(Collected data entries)
:::::

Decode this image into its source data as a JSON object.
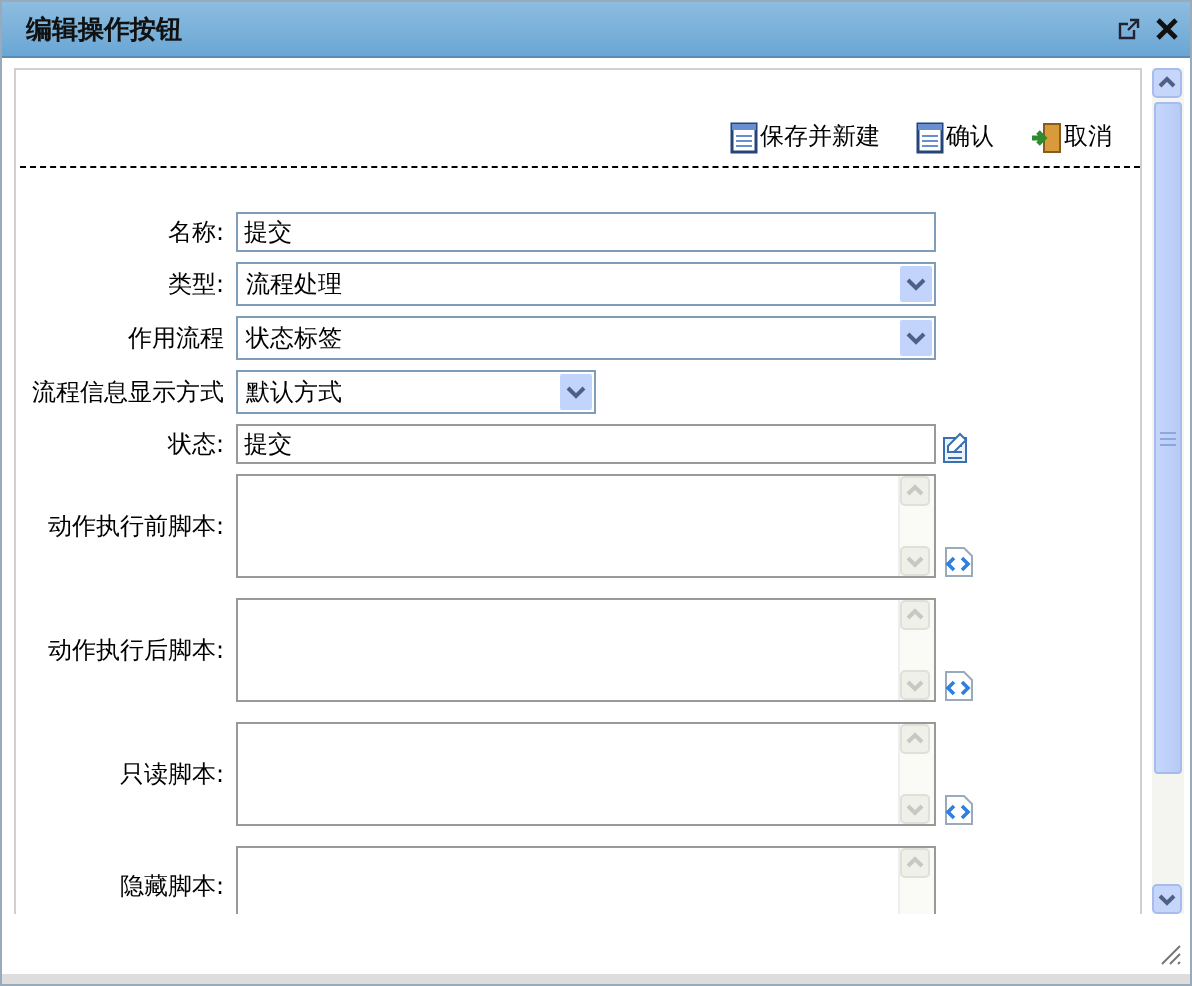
{
  "window": {
    "title": "编辑操作按钮"
  },
  "toolbar": [
    {
      "kind": "save",
      "label": "保存并新建"
    },
    {
      "kind": "save",
      "label": "确认"
    },
    {
      "kind": "exit",
      "label": "取消"
    }
  ],
  "fields": [
    {
      "kind": "text",
      "label": "名称:",
      "value": "提交"
    },
    {
      "kind": "select",
      "label": "类型:",
      "value": "流程处理"
    },
    {
      "kind": "select",
      "label": "作用流程",
      "value": "状态标签"
    },
    {
      "kind": "combobox",
      "label": "流程信息显示方式",
      "value": "默认方式"
    },
    {
      "kind": "picker",
      "label": "状态:",
      "value": "提交"
    },
    {
      "kind": "script",
      "label": "动作执行前脚本:"
    },
    {
      "kind": "script",
      "label": "动作执行后脚本:"
    },
    {
      "kind": "script",
      "label": "只读脚本:"
    },
    {
      "kind": "script-cut",
      "label": "隐藏脚本:"
    }
  ]
}
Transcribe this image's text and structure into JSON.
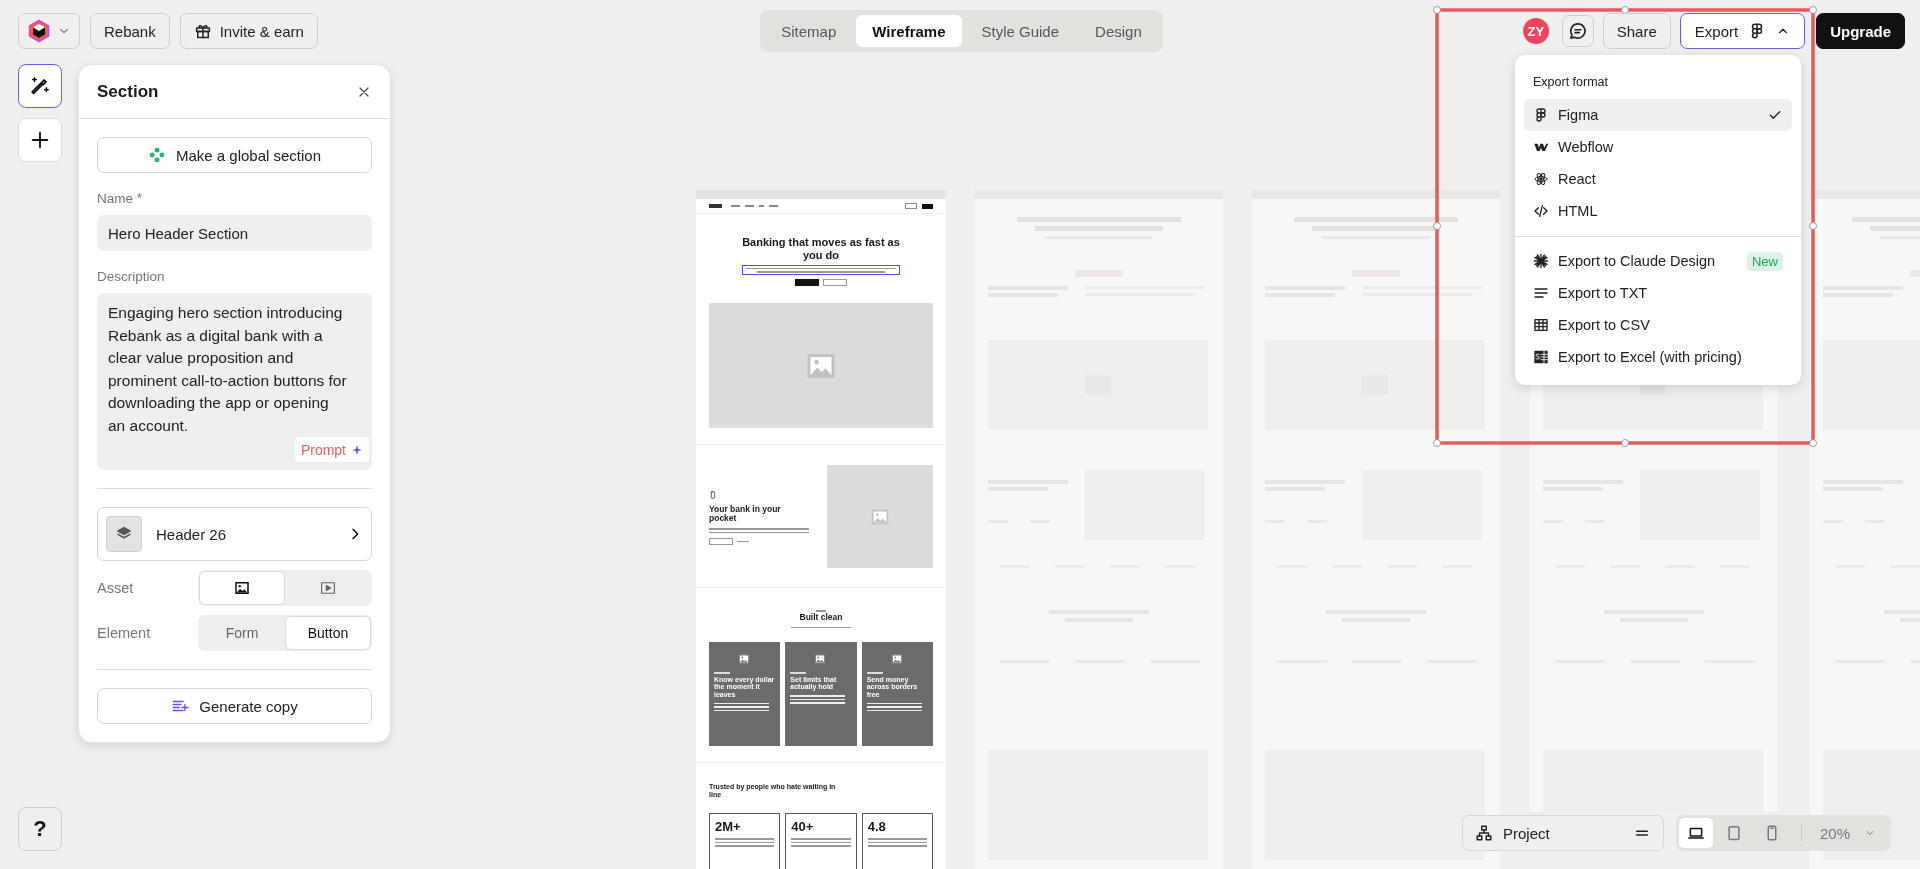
{
  "top_bar": {
    "project_name": "Rebank",
    "invite": "Invite & earn"
  },
  "view_tabs": [
    {
      "label": "Sitemap",
      "selected": false
    },
    {
      "label": "Wireframe",
      "selected": true
    },
    {
      "label": "Style Guide",
      "selected": false
    },
    {
      "label": "Design",
      "selected": false
    }
  ],
  "header_actions": {
    "avatar": "ZY",
    "share": "Share",
    "export": {
      "label": "Export",
      "expanded": true
    },
    "upgrade": "Upgrade"
  },
  "export_menu": {
    "title": "Export format",
    "formats": [
      {
        "label": "Figma",
        "kind": "figma",
        "selected": true
      },
      {
        "label": "Webflow",
        "kind": "webflow",
        "selected": false
      },
      {
        "label": "React",
        "kind": "react",
        "selected": false
      },
      {
        "label": "HTML",
        "kind": "code",
        "selected": false
      }
    ],
    "actions": [
      {
        "label": "Export to Claude Design",
        "kind": "burst",
        "badge": "New"
      },
      {
        "label": "Export to TXT",
        "kind": "lines"
      },
      {
        "label": "Export to CSV",
        "kind": "table"
      },
      {
        "label": "Export to Excel (with pricing)",
        "kind": "sheet"
      }
    ]
  },
  "tools": [
    {
      "kind": "magic",
      "selected": true
    },
    {
      "kind": "add",
      "selected": false
    }
  ],
  "help": "?",
  "section_panel": {
    "title": "Section",
    "global_button": "Make a global section",
    "name_label": "Name",
    "required_mark": "*",
    "name_value": "Hero Header Section",
    "description_label": "Description",
    "description_value": "Engaging hero section introducing Rebank as a digital bank with a clear value proposition and prominent call-to-action buttons for downloading the app or opening an account.",
    "prompt_button": "Prompt",
    "component": "Header 26",
    "asset_label": "Asset",
    "asset_options": [
      {
        "kind": "image",
        "selected": true
      },
      {
        "kind": "video",
        "selected": false
      }
    ],
    "element_label": "Element",
    "element_options": [
      {
        "label": "Form",
        "selected": false
      },
      {
        "label": "Button",
        "selected": true
      }
    ],
    "generate_button": "Generate copy"
  },
  "home_page": {
    "hero": {
      "heading": "Banking that moves as fast as you do",
      "description_selected": true
    },
    "pocket": {
      "heading": "Your bank in your pocket"
    },
    "features": {
      "heading": "Built clean",
      "cards": [
        {
          "heading": "Know every dollar the moment it leaves"
        },
        {
          "heading": "Set limits that actually hold"
        },
        {
          "heading": "Send money across borders free"
        }
      ]
    },
    "stats": {
      "heading": "Trusted by people who hate waiting in line",
      "items": [
        {
          "value": "2M+"
        },
        {
          "value": "40+"
        },
        {
          "value": "4.8"
        }
      ]
    }
  },
  "canvas": {
    "selection_shown": true
  },
  "bottom_bar": {
    "project": "Project",
    "devices": [
      {
        "kind": "desktop",
        "selected": true
      },
      {
        "kind": "tablet",
        "selected": false
      },
      {
        "kind": "mobile",
        "selected": false
      }
    ],
    "zoom": "20%"
  }
}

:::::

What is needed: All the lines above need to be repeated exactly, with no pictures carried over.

Answer for the task:
Decode this image into its source data as a JSON object.
{
  "window": {
    "title": "编辑操作按钮"
  },
  "toolbar": [
    {
      "kind": "save",
      "label": "保存并新建"
    },
    {
      "kind": "save",
      "label": "确认"
    },
    {
      "kind": "exit",
      "label": "取消"
    }
  ],
  "fields": [
    {
      "kind": "text",
      "label": "名称:",
      "value": "提交"
    },
    {
      "kind": "select",
      "label": "类型:",
      "value": "流程处理"
    },
    {
      "kind": "select",
      "label": "作用流程",
      "value": "状态标签"
    },
    {
      "kind": "combobox",
      "label": "流程信息显示方式",
      "value": "默认方式"
    },
    {
      "kind": "picker",
      "label": "状态:",
      "value": "提交"
    },
    {
      "kind": "script",
      "label": "动作执行前脚本:"
    },
    {
      "kind": "script",
      "label": "动作执行后脚本:"
    },
    {
      "kind": "script",
      "label": "只读脚本:"
    },
    {
      "kind": "script-cut",
      "label": "隐藏脚本:"
    }
  ]
}
Transcribe this image's text and structure into JSON.
{
  "top_bar": {
    "project_name": "Rebank",
    "invite": "Invite & earn"
  },
  "view_tabs": [
    {
      "label": "Sitemap",
      "selected": false
    },
    {
      "label": "Wireframe",
      "selected": true
    },
    {
      "label": "Style Guide",
      "selected": false
    },
    {
      "label": "Design",
      "selected": false
    }
  ],
  "header_actions": {
    "avatar": "ZY",
    "share": "Share",
    "export": {
      "label": "Export",
      "expanded": true
    },
    "upgrade": "Upgrade"
  },
  "export_menu": {
    "title": "Export format",
    "formats": [
      {
        "label": "Figma",
        "kind": "figma",
        "selected": true
      },
      {
        "label": "Webflow",
        "kind": "webflow",
        "selected": false
      },
      {
        "label": "React",
        "kind": "react",
        "selected": false
      },
      {
        "label": "HTML",
        "kind": "code",
        "selected": false
      }
    ],
    "actions": [
      {
        "label": "Export to Claude Design",
        "kind": "burst",
        "badge": "New"
      },
      {
        "label": "Export to TXT",
        "kind": "lines"
      },
      {
        "label": "Export to CSV",
        "kind": "table"
      },
      {
        "label": "Export to Excel (with pricing)",
        "kind": "sheet"
      }
    ]
  },
  "tools": [
    {
      "kind": "magic",
      "selected": true
    },
    {
      "kind": "add",
      "selected": false
    }
  ],
  "help": "?",
  "section_panel": {
    "title": "Section",
    "global_button": "Make a global section",
    "name_label": "Name",
    "required_mark": "*",
    "name_value": "Hero Header Section",
    "description_label": "Description",
    "description_value": "Engaging hero section introducing Rebank as a digital bank with a clear value proposition and prominent call-to-action buttons for downloading the app or opening an account.",
    "prompt_button": "Prompt",
    "component": "Header 26",
    "asset_label": "Asset",
    "asset_options": [
      {
        "kind": "image",
        "selected": true
      },
      {
        "kind": "video",
        "selected": false
      }
    ],
    "element_label": "Element",
    "element_options": [
      {
        "label": "Form",
        "selected": false
      },
      {
        "label": "Button",
        "selected": true
      }
    ],
    "generate_button": "Generate copy"
  },
  "home_page": {
    "hero": {
      "heading": "Banking that moves as fast as you do",
      "description_selected": true
    },
    "pocket": {
      "heading": "Your bank in your pocket"
    },
    "features": {
      "heading": "Built clean",
      "cards": [
        {
          "heading": "Know every dollar the moment it leaves"
        },
        {
          "heading": "Set limits that actually hold"
        },
        {
          "heading": "Send money across borders free"
        }
      ]
    },
    "stats": {
      "heading": "Trusted by people who hate waiting in line",
      "items": [
        {
          "value": "2M+"
        },
        {
          "value": "40+"
        },
        {
          "value": "4.8"
        }
      ]
    }
  },
  "canvas": {
    "selection_shown": true
  },
  "bottom_bar": {
    "project": "Project",
    "devices": [
      {
        "kind": "desktop",
        "selected": true
      },
      {
        "kind": "tablet",
        "selected": false
      },
      {
        "kind": "mobile",
        "selected": false
      }
    ],
    "zoom": "20%"
  }
}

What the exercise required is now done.